» **TRY IT**
Could you report every line of the listing below that holds the word "Encrypted"?

» **INPUT MATERIAL**
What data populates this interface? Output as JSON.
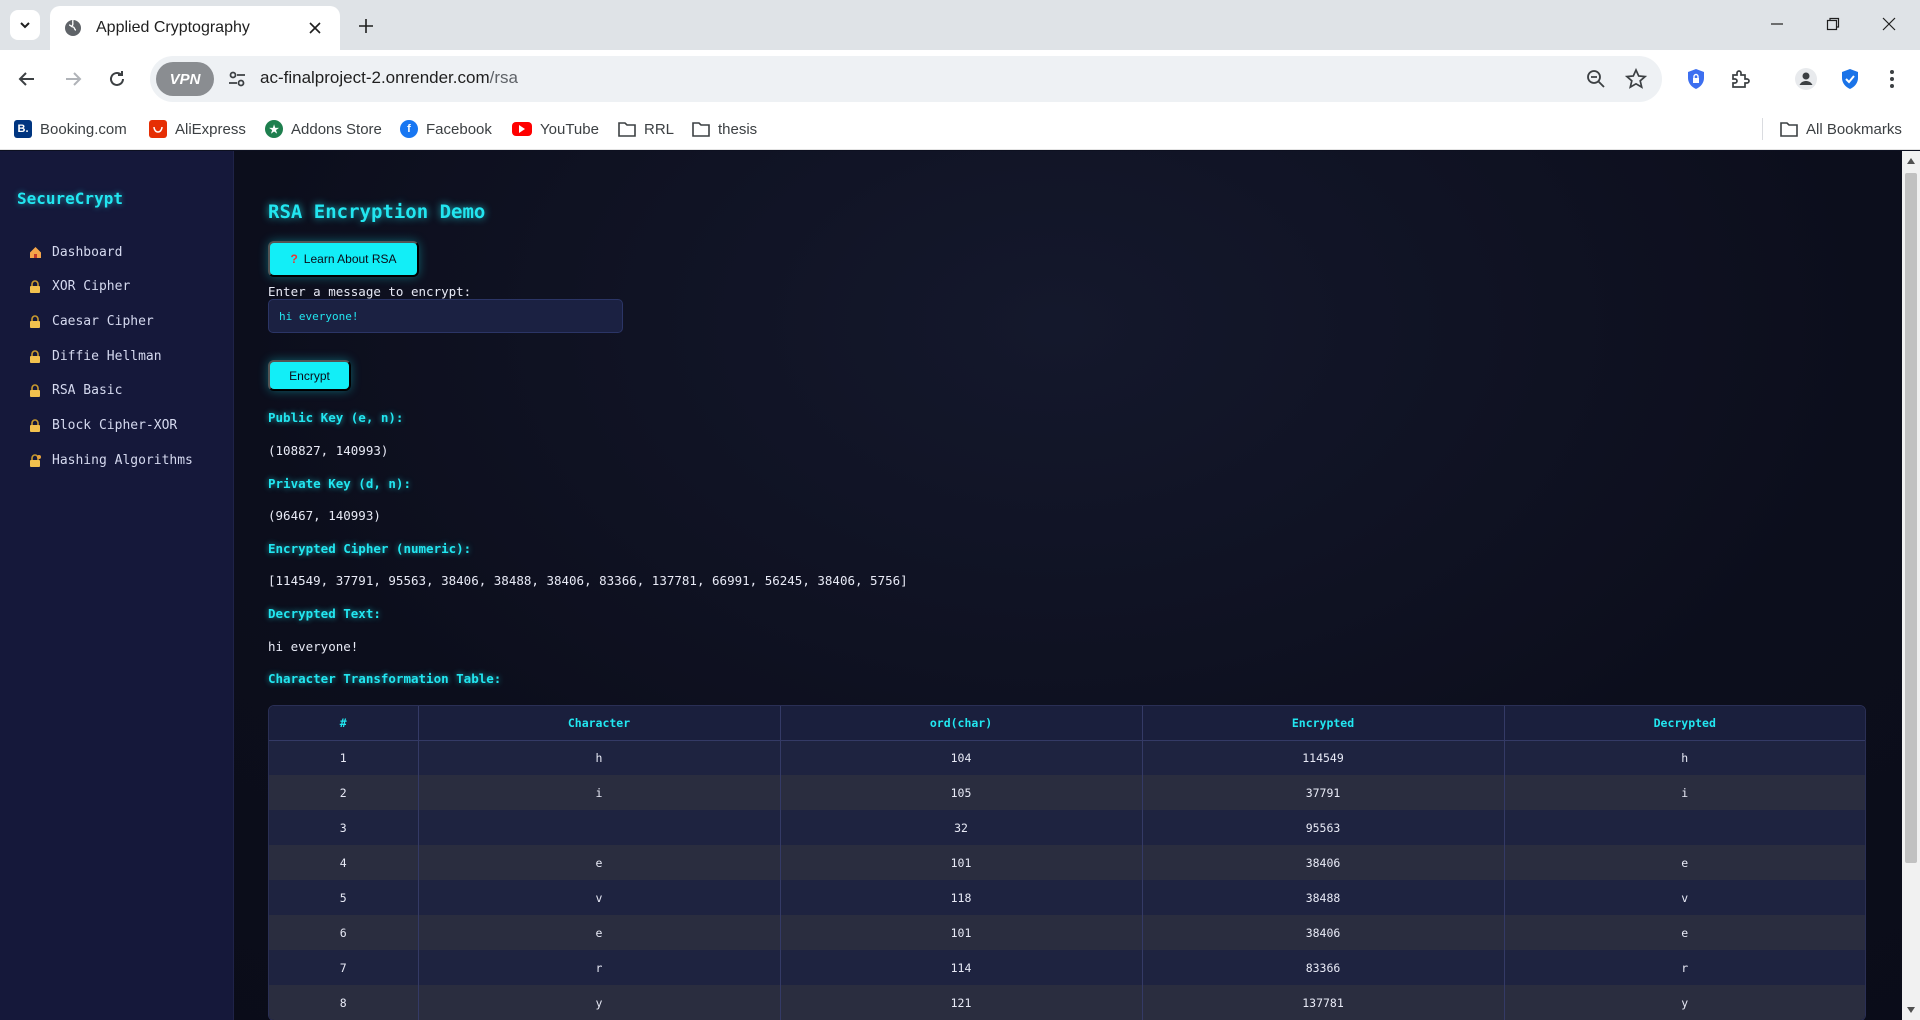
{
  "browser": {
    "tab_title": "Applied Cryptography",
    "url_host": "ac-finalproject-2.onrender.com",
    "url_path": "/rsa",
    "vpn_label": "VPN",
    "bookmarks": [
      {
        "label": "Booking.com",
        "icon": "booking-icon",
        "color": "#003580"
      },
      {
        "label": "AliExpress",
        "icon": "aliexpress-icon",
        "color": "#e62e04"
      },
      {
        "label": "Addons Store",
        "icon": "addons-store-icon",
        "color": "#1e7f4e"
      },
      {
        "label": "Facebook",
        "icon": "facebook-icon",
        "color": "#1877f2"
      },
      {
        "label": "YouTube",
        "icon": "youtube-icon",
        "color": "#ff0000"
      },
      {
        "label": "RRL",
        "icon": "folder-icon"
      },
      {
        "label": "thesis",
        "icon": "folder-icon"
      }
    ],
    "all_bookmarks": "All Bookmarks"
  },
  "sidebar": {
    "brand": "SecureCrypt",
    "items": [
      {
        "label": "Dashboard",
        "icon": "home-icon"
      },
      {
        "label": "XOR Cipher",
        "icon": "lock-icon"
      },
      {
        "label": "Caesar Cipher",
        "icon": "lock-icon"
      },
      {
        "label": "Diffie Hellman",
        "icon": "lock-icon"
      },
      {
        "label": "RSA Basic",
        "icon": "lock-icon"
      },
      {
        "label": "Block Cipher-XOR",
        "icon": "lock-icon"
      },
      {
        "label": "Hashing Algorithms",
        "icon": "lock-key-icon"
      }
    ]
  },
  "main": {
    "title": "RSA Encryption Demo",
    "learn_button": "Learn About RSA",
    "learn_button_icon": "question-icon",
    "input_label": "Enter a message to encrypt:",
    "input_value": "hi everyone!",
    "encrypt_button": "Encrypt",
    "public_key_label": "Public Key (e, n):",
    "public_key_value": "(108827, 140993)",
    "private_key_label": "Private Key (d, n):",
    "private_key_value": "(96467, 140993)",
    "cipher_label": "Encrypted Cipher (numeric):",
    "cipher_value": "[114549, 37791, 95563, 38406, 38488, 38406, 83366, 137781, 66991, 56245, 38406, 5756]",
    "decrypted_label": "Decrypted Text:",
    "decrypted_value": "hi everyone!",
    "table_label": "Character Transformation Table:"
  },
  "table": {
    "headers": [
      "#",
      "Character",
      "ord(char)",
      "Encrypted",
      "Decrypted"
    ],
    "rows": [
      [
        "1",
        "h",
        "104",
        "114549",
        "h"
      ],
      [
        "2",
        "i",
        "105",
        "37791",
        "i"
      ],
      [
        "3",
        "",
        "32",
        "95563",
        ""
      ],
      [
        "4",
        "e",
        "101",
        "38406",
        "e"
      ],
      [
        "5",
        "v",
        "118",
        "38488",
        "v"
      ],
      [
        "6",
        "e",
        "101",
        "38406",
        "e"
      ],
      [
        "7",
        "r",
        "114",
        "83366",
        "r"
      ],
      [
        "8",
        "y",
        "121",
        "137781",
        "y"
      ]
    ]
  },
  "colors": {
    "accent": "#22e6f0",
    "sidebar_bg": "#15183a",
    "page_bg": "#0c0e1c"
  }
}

» **WRITTEN SOLUTION**
    "cipher_label": "Encrypted Cipher (numeric):",
      "Encrypted",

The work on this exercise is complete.